This bird is shiny black-blue above, including its rump; sometimes looks black and hooded. Chest black; belly to flanks white with fine black speckles at margins. Wing tips are rounded; underwing is black. Tail rounded with shallow notch and tiny white panels. It is so similar to the white-rumped swiftlet that both its upperparts and underparts must be seen to distinguish between the two. It is 9 to 11.5 cm (3.5 to 4.5 in) in length. Its voice is a soft twittering.[7]


The glossy swiftlet nests inside caves and buildings, creating a nest on a vertical or under a horizontal surface by secreting a sticky gel and attaching a kind of string-like grass to the surface.[8] It is seen flying over forests, streams, rivers and roads catching insects in flight.

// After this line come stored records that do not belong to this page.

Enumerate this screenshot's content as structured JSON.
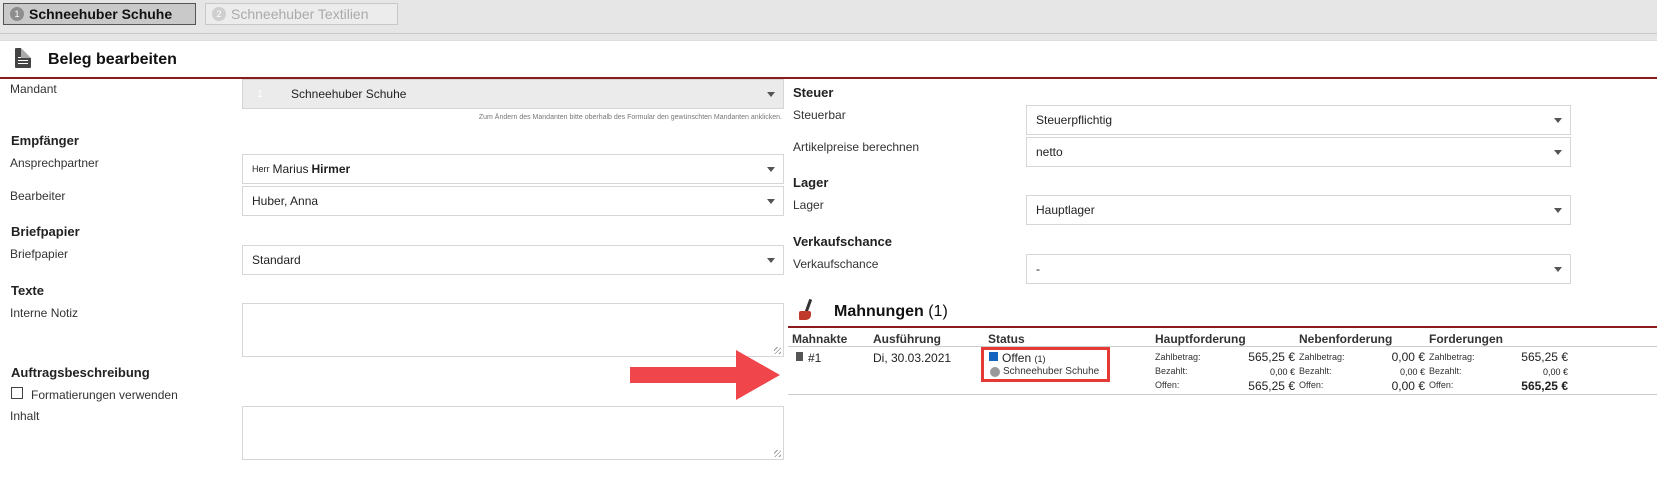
{
  "tabs": [
    {
      "num": "1",
      "label": "Schneehuber Schuhe"
    },
    {
      "num": "2",
      "label": "Schneehuber Textilien"
    }
  ],
  "panel": {
    "title": "Beleg bearbeiten"
  },
  "left": {
    "mandant_label": "Mandant",
    "mandant_num": "1",
    "mandant_value": "Schneehuber Schuhe",
    "mandant_hint": "Zum Ändern des Mandanten bitte oberhalb des Formular den gewünschten Mandanten anklicken.",
    "empfaenger_heading": "Empfänger",
    "ansprechpartner_label": "Ansprechpartner",
    "ansprechpartner_salutation": "Herr",
    "ansprechpartner_first": "Marius",
    "ansprechpartner_last": "Hirmer",
    "bearbeiter_label": "Bearbeiter",
    "bearbeiter_value": "Huber, Anna",
    "briefpapier_heading": "Briefpapier",
    "briefpapier_label": "Briefpapier",
    "briefpapier_value": "Standard",
    "texte_heading": "Texte",
    "interne_notiz_label": "Interne Notiz",
    "auftrag_heading": "Auftragsbeschreibung",
    "formatierungen_label": "Formatierungen verwenden",
    "inhalt_label": "Inhalt"
  },
  "right": {
    "steuer_heading": "Steuer",
    "steuerbar_label": "Steuerbar",
    "steuerbar_value": "Steuerpflichtig",
    "artikelpreise_label": "Artikelpreise berechnen",
    "artikelpreise_value": "netto",
    "lager_heading": "Lager",
    "lager_label": "Lager",
    "lager_value": "Hauptlager",
    "verkaufschance_heading": "Verkaufschance",
    "verkaufschance_label": "Verkaufschance",
    "verkaufschance_value": "-"
  },
  "mahnungen": {
    "title": "Mahnungen",
    "count": "(1)",
    "headers": [
      "Mahnakte",
      "Ausführung",
      "Status",
      "Hauptforderung",
      "Nebenforderung",
      "Forderungen"
    ],
    "row": {
      "akte": "#1",
      "datum": "Di, 30.03.2021",
      "status": "Offen",
      "status_count": "(1)",
      "mandant": "Schneehuber Schuhe",
      "haupt": {
        "zahl_label": "Zahlbetrag:",
        "zahl": "565,25 €",
        "bez_label": "Bezahlt:",
        "bez": "0,00 €",
        "off_label": "Offen:",
        "off": "565,25 €"
      },
      "neben": {
        "zahl_label": "Zahlbetrag:",
        "zahl": "0,00 €",
        "bez_label": "Bezahlt:",
        "bez": "0,00 €",
        "off_label": "Offen:",
        "off": "0,00 €"
      },
      "ford": {
        "zahl_label": "Zahlbetrag:",
        "zahl": "565,25 €",
        "bez_label": "Bezahlt:",
        "bez": "0,00 €",
        "off_label": "Offen:",
        "off": "565,25 €"
      }
    }
  },
  "colors": {
    "accent_line": "#8b1a1a",
    "highlight": "#e53935",
    "status_blue": "#1565c0"
  },
  "icons": [
    "document-icon",
    "brush-icon",
    "arrow-icon",
    "mini-document-icon",
    "status-square-icon",
    "client-circle-icon",
    "caret-down-icon"
  ]
}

Glossy swiftlets have been considered as possible foster parents for restoring the population of the endangered edible-nest swiftlet in the Andaman Islands.[9]


The glossy swiftlet is known from India, Myanmar, Thailand, Malaysia, Singapore, Indonesia, Timor, Brunei, Christmas Island, Philippines, Papua New Guinea, the Solomon Islands, Vanuatu and New Caledonia. It is a vagrant to Australia.[1] It is not a migrant.[10]

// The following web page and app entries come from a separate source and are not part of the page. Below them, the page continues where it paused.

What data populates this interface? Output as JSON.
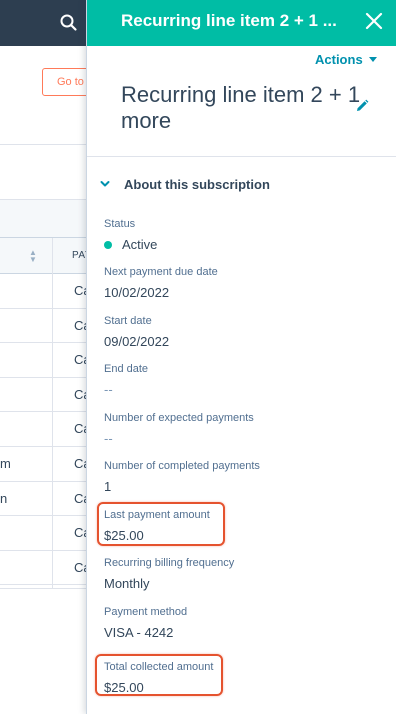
{
  "background": {
    "goto_button_label": "Go to",
    "column_header": "PAY",
    "row_cells": [
      "Ca",
      "Ca",
      "Ca",
      "Ca",
      "Ca",
      "Ca",
      "Ca",
      "Ca",
      "Ca"
    ],
    "row_left_fragments": [
      "",
      "",
      "",
      "",
      "",
      "m",
      "n",
      "",
      ""
    ]
  },
  "panel": {
    "title": "Recurring line item 2 + 1 ...",
    "actions_label": "Actions",
    "record_name": "Recurring line item 2 + 1 more",
    "section_title": "About this subscription",
    "properties": {
      "status": {
        "label": "Status",
        "value": "Active"
      },
      "next_payment": {
        "label": "Next payment due date",
        "value": "10/02/2022"
      },
      "start_date": {
        "label": "Start date",
        "value": "09/02/2022"
      },
      "end_date": {
        "label": "End date",
        "value": "--"
      },
      "expected_payments": {
        "label": "Number of expected payments",
        "value": "--"
      },
      "completed_payments": {
        "label": "Number of completed payments",
        "value": "1"
      },
      "last_payment": {
        "label": "Last payment amount",
        "value": "$25.00"
      },
      "billing_frequency": {
        "label": "Recurring billing frequency",
        "value": "Monthly"
      },
      "payment_method": {
        "label": "Payment method",
        "value": "VISA - 4242"
      },
      "total_collected": {
        "label": "Total collected amount",
        "value": "$25.00"
      }
    }
  },
  "colors": {
    "header": "#00bda5",
    "topbar": "#2d3e50",
    "link": "#0091ae",
    "highlight": "#e5532f",
    "status_active": "#00bda5"
  },
  "icons": [
    "search-icon",
    "close-icon",
    "caret-down-icon",
    "pencil-icon",
    "chevron-down-icon",
    "sort-icon"
  ]
}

The glossy swiftlet has a very large range and is reported as being abundant in at least part of the range. It faces no particular threats, and as a result, the IUCN has listed it as being of "Least Concern".[1]


  1. ^ a b c BirdLife International (2012). "Collocalia esculenta". IUCN Red List of Threatened Species. Version 2013.2. International Union for Conservation of Nature. Retrieved 26 November 2013.
  2. ^ Linnaeus, C. (1758). Systema Naturæ per regna tria naturae, secundum classes, ordines, genera, species, cum characteribus, differentiis, synonymis, locis (in Latin). Volume 1 (10th ed.). Holmiae:Laurentii Salvii. p. 191.
  3. ^ Peters, James Lee, ed. (1940). Check-list of Birds of the World. Volume 4. Cambridge, Massachusetts: Harvard University Press. p. 230.
  4. ^ Jobling, James A. (2010). The Helm Dictionary of Scientific Bird Names. London: Christopher Helm. p. 151. ISBN 978-1-4081-2501-4.
  5. ^ a b Gill, Frank; Donsker, David, eds. (2017). "Owlet-nightjars, treeswifts & swifts". World Bird List Version 7.3. International Ornithologists' Union. Retrieved 2 August 2017.
  6. ^ Rheindt, Frank E.; Christidis, Les; Norman, Janette A.; Eaton, James A.; Sadanandan, Keren R.; Schodde, Richard (2017). "Speciation in Indo-Pacific swiftlets (Aves: Apodidae): integrating molecular and phenotypic data for a new provisional taxonomy of the Collocalia esculenta complex". Zootaxa. 4250 (5): 401–433. doi:10.11646/zootaxa.4250.5.1.
  7. ^ Simpson, Ken & Day, Nicholas (1999). Birds of Australia, pg. 156. Princeton University Press, Princeton, NJ. ISBN 0-691-14692-6.
  8. ^ K C Tsang; Amy Tsang (2008-03-01). "Glossy Swiftlets at Fraser's Hill". Bird Ecology Study Group. Retrieved 2013-12-20.
  9. ^ R. Sankaran (1998), The impact of nest collection on the Edible-nest Swiftlet in the Andaman and Nicobar Islands. Sálim Ali Centre for Ornithology and Natural History,Coimbatore, India.
  10. ^ "Species factsheet: Collocalia esculenta". Birdlife International. Retrieved 1 June 2015.